= Beginning of Section =
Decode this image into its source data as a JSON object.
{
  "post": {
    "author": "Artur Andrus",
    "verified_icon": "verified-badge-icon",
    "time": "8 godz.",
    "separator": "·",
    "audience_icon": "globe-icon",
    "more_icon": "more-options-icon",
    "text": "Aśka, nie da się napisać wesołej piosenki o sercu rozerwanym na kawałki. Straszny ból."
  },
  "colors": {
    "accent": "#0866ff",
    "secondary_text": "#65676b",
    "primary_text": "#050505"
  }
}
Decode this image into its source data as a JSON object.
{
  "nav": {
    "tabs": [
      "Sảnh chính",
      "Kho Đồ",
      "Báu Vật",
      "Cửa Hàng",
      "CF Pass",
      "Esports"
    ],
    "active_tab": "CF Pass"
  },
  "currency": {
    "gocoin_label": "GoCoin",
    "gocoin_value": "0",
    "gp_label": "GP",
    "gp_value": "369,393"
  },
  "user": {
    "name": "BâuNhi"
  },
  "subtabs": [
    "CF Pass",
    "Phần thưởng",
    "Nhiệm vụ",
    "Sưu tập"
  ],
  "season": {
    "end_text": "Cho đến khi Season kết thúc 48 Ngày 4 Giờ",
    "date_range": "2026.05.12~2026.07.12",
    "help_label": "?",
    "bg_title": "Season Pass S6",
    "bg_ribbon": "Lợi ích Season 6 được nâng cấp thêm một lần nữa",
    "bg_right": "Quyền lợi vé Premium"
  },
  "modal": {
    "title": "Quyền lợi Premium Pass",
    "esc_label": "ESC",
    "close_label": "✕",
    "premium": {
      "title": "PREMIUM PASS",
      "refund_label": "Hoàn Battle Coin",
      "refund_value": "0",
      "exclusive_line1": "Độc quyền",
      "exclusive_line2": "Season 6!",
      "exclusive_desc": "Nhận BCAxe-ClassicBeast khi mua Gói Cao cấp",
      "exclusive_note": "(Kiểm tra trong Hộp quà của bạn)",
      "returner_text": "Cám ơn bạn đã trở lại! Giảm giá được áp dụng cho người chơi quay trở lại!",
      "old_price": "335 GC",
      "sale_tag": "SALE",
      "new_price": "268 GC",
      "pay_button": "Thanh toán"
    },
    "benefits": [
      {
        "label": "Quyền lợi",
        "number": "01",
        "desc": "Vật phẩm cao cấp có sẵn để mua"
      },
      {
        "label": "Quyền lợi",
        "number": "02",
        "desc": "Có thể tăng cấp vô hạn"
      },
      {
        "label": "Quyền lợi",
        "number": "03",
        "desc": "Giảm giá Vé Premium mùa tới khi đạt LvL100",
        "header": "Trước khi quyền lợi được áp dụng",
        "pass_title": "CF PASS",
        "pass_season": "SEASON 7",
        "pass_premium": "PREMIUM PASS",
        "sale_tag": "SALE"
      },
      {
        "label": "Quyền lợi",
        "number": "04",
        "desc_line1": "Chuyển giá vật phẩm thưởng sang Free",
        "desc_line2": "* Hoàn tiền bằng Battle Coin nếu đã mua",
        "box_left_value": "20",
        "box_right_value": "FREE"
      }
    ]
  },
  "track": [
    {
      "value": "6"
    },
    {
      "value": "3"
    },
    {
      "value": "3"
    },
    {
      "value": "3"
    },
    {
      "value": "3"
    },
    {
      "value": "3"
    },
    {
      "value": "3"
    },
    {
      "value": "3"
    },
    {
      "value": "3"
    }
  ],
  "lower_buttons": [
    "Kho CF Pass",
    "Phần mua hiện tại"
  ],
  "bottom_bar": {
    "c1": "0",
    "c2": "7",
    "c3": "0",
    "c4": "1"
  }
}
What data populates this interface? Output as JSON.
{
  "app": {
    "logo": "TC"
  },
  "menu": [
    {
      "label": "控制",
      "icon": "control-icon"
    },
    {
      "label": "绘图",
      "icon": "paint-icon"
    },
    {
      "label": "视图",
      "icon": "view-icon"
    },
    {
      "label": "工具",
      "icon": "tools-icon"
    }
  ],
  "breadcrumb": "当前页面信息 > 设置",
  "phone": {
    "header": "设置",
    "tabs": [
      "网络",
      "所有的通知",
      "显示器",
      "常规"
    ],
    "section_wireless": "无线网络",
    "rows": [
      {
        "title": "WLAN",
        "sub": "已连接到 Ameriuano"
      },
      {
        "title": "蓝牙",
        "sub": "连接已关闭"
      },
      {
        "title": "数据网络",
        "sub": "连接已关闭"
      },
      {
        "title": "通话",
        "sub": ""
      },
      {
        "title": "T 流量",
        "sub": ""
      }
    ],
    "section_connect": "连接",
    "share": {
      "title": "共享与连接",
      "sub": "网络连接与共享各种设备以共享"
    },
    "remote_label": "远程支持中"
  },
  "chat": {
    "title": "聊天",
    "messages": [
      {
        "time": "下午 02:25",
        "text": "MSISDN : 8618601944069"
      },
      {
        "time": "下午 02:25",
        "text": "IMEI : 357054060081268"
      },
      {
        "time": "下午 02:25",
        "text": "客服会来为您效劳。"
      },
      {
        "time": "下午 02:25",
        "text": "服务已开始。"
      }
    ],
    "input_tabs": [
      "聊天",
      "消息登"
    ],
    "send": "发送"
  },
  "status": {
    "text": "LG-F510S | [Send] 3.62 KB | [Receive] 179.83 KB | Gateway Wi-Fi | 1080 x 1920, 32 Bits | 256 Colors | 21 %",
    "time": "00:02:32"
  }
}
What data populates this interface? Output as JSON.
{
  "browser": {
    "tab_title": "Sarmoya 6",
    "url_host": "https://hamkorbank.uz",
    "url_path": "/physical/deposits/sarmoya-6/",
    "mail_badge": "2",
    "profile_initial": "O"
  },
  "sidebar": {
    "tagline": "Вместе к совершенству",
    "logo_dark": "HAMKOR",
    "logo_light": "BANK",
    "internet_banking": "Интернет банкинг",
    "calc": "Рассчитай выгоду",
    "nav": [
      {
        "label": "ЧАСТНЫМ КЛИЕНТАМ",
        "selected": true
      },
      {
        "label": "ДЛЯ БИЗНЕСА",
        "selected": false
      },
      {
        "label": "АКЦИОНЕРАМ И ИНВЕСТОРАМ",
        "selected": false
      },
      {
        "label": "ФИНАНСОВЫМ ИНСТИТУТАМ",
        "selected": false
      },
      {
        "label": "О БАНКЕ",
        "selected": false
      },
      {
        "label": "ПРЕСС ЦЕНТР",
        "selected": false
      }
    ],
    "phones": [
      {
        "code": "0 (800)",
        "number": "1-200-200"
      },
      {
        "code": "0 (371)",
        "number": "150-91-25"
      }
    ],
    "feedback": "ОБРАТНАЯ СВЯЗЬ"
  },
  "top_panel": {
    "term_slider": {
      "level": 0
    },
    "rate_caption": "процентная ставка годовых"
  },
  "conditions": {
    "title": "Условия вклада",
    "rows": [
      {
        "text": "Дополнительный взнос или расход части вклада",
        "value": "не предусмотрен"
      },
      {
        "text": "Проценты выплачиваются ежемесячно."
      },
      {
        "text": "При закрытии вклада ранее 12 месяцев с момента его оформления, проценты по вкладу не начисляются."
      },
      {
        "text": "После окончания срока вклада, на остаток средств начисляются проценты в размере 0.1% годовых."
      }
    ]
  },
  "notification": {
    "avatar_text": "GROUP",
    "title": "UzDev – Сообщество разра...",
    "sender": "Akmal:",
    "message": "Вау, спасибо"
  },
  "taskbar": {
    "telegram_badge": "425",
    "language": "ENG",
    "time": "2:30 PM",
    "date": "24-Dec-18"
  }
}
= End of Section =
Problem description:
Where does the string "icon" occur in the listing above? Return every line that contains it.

Task answer:
    "verified_icon": "verified-badge-icon",
    "audience_icon": "globe-icon",
    "more_icon": "more-options-icon",
      "icon": "control-icon"
      "icon": "paint-icon"
      "icon": "view-icon"
      "icon": "tools-icon"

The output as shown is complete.